Craft beer boom likely to continue

The continued growth of the UK craft beer market will lead to deals being struck between key players in the year ahead, writes Adam Hardie of Johnston Carmichael.
Consolidation is undoubtedly here.

Adam Hardie, Johntson Carmichael
We are seeing, and will continue to see, big players with more investment behind them operating in the British craft brewing market.
Last year Camden Brewing sold to AB InBev for £85 million, which got everybody’s attention due to the high price achieved, whilst in Scotland Johnston Carmichael was recently involved in the sale of Broughton Ales.

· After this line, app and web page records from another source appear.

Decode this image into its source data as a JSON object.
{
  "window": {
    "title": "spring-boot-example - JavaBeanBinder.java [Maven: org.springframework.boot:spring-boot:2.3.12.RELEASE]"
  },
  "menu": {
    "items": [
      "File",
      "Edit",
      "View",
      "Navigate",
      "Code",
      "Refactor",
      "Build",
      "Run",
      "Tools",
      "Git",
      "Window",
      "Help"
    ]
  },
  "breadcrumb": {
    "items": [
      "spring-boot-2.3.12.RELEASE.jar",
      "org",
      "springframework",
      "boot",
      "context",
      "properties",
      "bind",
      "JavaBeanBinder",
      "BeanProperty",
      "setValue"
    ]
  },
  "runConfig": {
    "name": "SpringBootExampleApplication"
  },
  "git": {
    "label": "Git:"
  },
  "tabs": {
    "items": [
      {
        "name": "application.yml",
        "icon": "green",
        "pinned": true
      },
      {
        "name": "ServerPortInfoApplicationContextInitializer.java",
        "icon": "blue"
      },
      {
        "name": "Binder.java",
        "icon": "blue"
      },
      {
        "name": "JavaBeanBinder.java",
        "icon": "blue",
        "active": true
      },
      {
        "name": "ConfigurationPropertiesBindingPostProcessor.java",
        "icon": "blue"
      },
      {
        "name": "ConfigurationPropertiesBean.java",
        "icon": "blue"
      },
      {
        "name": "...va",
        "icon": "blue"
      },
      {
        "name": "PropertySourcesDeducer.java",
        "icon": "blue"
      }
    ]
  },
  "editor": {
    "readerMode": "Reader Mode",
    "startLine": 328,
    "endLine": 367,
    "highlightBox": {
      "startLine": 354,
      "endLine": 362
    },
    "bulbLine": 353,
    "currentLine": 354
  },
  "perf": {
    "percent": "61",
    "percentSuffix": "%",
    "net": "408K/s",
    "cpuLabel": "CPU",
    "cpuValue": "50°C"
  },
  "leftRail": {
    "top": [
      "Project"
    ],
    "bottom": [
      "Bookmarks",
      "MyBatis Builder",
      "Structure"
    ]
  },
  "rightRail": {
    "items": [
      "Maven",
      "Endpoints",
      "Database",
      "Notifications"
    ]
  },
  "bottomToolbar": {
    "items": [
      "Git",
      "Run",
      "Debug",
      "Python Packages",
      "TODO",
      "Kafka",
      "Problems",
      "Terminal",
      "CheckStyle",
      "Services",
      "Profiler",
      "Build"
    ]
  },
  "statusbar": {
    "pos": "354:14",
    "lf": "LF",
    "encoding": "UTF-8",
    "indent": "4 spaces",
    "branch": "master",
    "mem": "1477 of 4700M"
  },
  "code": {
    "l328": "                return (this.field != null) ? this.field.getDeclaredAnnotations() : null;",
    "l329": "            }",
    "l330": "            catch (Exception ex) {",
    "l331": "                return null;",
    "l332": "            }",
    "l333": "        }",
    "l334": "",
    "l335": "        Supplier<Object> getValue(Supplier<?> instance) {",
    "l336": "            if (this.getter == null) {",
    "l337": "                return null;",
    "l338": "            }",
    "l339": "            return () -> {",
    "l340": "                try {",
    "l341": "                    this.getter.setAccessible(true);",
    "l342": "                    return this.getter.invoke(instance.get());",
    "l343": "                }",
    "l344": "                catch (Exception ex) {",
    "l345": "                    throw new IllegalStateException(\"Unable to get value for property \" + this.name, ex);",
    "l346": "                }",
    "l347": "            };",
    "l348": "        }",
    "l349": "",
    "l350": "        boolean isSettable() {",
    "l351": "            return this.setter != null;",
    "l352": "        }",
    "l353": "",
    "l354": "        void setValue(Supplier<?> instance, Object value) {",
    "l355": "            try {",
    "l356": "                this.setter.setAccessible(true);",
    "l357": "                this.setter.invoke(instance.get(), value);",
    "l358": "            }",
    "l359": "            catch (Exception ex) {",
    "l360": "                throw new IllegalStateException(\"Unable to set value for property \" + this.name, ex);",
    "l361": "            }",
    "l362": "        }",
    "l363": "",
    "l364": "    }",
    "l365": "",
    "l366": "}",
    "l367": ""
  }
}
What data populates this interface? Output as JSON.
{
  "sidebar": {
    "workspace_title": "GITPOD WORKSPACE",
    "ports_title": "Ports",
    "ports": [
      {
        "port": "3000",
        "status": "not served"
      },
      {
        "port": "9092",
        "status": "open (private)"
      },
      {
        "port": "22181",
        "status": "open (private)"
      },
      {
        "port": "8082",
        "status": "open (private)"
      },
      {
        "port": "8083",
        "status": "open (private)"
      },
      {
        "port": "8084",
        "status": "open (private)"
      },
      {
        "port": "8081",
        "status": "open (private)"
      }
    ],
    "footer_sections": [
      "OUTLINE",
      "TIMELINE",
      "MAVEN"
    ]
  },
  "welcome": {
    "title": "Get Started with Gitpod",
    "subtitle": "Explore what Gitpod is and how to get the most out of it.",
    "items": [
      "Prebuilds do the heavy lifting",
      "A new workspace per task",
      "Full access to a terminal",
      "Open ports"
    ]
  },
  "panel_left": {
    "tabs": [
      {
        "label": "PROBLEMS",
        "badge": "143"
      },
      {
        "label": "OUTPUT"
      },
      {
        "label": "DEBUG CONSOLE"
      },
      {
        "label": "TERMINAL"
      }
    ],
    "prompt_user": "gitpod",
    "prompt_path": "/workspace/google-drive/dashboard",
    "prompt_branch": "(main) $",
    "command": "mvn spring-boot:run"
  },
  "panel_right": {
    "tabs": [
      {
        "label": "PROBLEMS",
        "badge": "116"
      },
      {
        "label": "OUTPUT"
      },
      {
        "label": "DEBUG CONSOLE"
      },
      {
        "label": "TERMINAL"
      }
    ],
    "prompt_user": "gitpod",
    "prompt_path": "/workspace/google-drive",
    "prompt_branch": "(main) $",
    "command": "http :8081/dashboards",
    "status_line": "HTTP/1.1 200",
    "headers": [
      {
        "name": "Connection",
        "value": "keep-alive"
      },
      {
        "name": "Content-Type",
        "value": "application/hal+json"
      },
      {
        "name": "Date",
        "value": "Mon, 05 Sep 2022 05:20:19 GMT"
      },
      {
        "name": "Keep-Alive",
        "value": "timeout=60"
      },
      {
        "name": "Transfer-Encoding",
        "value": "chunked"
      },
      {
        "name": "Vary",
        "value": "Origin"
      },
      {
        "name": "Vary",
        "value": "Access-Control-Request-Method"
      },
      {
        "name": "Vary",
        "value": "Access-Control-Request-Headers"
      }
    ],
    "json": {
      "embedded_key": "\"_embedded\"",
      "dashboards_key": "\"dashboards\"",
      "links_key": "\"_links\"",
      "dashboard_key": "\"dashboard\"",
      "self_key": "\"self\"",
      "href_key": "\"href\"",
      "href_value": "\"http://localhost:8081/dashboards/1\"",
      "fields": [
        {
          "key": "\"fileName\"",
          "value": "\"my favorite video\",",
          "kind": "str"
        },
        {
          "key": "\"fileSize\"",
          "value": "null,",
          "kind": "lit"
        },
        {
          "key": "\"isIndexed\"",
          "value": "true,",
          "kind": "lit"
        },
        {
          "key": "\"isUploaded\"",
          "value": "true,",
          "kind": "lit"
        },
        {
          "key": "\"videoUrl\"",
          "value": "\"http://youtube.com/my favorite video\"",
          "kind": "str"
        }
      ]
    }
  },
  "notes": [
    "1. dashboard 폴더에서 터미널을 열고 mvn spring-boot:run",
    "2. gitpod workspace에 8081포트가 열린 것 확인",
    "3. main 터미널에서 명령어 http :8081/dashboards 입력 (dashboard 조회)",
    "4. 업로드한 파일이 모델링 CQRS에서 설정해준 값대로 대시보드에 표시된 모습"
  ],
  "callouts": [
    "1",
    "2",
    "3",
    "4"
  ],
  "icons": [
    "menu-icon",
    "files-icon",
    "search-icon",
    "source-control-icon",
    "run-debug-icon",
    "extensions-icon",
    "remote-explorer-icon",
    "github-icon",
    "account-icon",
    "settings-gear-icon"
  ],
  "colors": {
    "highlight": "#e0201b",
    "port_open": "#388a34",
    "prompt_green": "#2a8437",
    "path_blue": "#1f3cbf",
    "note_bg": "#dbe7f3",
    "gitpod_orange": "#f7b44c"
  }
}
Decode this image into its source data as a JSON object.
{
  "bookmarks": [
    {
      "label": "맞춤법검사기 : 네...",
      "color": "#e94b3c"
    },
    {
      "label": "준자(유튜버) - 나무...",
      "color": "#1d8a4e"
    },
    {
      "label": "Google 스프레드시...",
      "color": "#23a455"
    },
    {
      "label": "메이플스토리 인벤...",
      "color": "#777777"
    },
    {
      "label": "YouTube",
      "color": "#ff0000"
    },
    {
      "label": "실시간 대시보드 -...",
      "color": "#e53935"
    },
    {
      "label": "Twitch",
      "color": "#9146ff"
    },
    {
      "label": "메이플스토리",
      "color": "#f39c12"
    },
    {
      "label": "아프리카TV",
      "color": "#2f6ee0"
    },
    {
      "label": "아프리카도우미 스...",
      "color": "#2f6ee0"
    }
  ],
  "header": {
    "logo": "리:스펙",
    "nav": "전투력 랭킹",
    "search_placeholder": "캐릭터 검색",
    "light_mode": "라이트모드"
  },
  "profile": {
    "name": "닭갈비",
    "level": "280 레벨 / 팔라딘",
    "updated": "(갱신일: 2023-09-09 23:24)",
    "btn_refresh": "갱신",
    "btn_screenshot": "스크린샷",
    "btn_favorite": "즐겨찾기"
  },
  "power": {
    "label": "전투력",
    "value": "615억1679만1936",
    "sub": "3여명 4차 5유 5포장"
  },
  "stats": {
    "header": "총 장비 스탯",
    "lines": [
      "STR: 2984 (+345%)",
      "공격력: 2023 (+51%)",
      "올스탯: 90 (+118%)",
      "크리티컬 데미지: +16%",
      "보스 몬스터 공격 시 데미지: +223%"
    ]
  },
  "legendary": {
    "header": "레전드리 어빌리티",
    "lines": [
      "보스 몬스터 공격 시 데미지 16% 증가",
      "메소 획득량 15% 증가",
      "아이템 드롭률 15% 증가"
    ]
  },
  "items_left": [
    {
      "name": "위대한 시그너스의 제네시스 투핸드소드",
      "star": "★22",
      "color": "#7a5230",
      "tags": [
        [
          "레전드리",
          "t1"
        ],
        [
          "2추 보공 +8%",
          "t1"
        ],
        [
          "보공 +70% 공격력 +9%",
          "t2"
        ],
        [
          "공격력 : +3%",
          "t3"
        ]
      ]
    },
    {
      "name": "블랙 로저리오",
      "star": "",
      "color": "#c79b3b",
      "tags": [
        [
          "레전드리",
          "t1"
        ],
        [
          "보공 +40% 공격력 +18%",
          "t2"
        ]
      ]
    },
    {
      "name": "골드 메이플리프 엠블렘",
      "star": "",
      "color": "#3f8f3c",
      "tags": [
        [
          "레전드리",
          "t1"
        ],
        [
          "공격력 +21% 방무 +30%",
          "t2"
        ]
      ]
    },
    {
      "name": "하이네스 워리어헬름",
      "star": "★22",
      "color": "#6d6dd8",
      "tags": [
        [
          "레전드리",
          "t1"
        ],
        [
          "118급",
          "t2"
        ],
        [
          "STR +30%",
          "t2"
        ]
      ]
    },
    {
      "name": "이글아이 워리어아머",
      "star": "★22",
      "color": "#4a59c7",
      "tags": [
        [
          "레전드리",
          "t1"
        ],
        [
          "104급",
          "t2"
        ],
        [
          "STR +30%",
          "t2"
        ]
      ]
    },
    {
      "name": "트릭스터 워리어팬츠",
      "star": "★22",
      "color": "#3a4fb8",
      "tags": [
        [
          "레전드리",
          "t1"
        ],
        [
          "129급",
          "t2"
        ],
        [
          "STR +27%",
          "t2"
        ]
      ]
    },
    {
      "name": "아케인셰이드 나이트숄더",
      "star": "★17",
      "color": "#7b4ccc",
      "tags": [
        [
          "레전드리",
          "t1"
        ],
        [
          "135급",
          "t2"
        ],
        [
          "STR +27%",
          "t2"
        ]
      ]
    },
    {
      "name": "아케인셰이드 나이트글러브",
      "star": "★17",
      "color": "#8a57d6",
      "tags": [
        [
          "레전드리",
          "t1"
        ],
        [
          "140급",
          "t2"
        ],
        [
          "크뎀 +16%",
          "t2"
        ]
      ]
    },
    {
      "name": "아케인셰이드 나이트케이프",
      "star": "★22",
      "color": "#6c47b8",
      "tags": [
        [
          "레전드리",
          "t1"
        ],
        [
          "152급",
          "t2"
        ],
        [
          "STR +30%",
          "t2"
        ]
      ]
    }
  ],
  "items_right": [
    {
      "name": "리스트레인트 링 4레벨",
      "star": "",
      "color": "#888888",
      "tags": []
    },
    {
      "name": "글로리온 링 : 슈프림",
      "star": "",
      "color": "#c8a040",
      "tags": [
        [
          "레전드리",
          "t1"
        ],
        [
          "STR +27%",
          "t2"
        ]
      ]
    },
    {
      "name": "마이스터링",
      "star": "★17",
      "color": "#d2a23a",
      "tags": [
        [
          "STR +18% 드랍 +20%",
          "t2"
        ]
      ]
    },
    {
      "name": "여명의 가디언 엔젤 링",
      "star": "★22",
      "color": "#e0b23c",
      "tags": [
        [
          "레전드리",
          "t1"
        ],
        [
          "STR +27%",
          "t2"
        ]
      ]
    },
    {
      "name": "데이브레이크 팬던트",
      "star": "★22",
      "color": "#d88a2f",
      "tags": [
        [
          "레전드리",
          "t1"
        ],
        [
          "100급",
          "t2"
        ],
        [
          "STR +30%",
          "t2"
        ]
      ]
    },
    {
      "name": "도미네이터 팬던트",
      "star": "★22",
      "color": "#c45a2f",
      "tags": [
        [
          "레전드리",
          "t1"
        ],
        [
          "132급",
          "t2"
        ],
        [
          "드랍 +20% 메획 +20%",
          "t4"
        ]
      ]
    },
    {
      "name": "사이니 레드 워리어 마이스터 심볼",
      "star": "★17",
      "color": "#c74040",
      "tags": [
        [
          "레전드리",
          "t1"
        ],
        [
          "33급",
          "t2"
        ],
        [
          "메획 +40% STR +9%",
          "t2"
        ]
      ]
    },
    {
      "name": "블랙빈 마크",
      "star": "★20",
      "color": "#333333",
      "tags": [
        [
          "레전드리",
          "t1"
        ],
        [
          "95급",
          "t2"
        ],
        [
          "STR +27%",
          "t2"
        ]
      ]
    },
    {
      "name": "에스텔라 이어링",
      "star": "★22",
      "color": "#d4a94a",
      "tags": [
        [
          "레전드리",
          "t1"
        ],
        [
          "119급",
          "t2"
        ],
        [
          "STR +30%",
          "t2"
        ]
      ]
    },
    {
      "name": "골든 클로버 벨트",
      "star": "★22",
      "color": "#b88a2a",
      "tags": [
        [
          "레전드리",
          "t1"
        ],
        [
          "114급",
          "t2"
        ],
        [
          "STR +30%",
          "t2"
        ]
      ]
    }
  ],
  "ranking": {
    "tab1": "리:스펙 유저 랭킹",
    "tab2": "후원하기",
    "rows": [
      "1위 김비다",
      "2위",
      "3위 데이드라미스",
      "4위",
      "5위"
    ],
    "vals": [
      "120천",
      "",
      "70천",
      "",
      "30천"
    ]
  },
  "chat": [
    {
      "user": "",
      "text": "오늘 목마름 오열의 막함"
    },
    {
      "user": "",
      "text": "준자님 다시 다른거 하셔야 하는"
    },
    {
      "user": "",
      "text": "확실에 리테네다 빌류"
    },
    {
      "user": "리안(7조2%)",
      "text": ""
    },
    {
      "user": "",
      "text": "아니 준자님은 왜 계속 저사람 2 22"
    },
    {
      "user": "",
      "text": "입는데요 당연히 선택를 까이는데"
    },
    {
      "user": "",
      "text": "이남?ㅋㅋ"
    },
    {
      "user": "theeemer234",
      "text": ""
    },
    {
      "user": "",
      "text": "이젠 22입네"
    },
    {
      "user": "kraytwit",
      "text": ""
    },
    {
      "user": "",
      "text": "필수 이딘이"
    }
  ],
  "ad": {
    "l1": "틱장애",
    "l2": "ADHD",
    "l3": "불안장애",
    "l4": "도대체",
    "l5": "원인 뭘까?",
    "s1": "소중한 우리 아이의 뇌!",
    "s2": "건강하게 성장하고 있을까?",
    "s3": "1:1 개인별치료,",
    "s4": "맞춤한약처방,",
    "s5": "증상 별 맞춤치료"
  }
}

I helped with the formation of The Brewers Association of Scotland (TBAS) last year, and there are many positive signs for the industry.
The continued success of events such as Craft Beer Rising is raising the profile of the industry year-on-year.
Last month saw nine Scottish brewers attending Craft Beer Rising with TBAS, a good indication of the growing number of brewers launching north of the border and their desire to work together to grow their businesses and compete against the mass brewers.
Richard Yates, general manager of The Brewers Association of Scotland, recently described the Scottish beer industry as “going from strength to strength”.
“As an industry body it is important to us to ensure Scottish brewers are getting the profile they deserve at key industry events such as Craft Beer Rising, which gives them the opportunity to showcase their products to important buyers and decision makers,” he added.
“TBAS was formed very much in the spirit of collaboration, and we strongly believe that by working together Scottish brewers can unlock their full potential.”
And James Withers, chief executive of Scotland Food & Drink, reckons the potential growth for Scotland’s brewing industry  “is huge”.
“Consumers are becoming more discerning about their drink choices so our breweries are in the right place at the right time,” he said.
“There are more than 90 brewers across Scotland producing a wide variety of specialist beers, this is testament to the brewing renaissance that’s underway.”
Craft beer sales currently account for 2.5% of all beer sales in the UK, and 20% of UK consumers surveyed (Mintel, December 2015) say they drink craft beer. 170 new craft breweries opened in the UK in the last 18 months, taking the total number of breweries in the UK to 1300 – more per capita than any other country.
Most importantly, against the backdrop of a largely flat UK market for beer consumption, craft beer is growing at 23% annually (CGA Peach, January 2016).
• Adam Hardie is head of food and drink at Johnston Carmichael.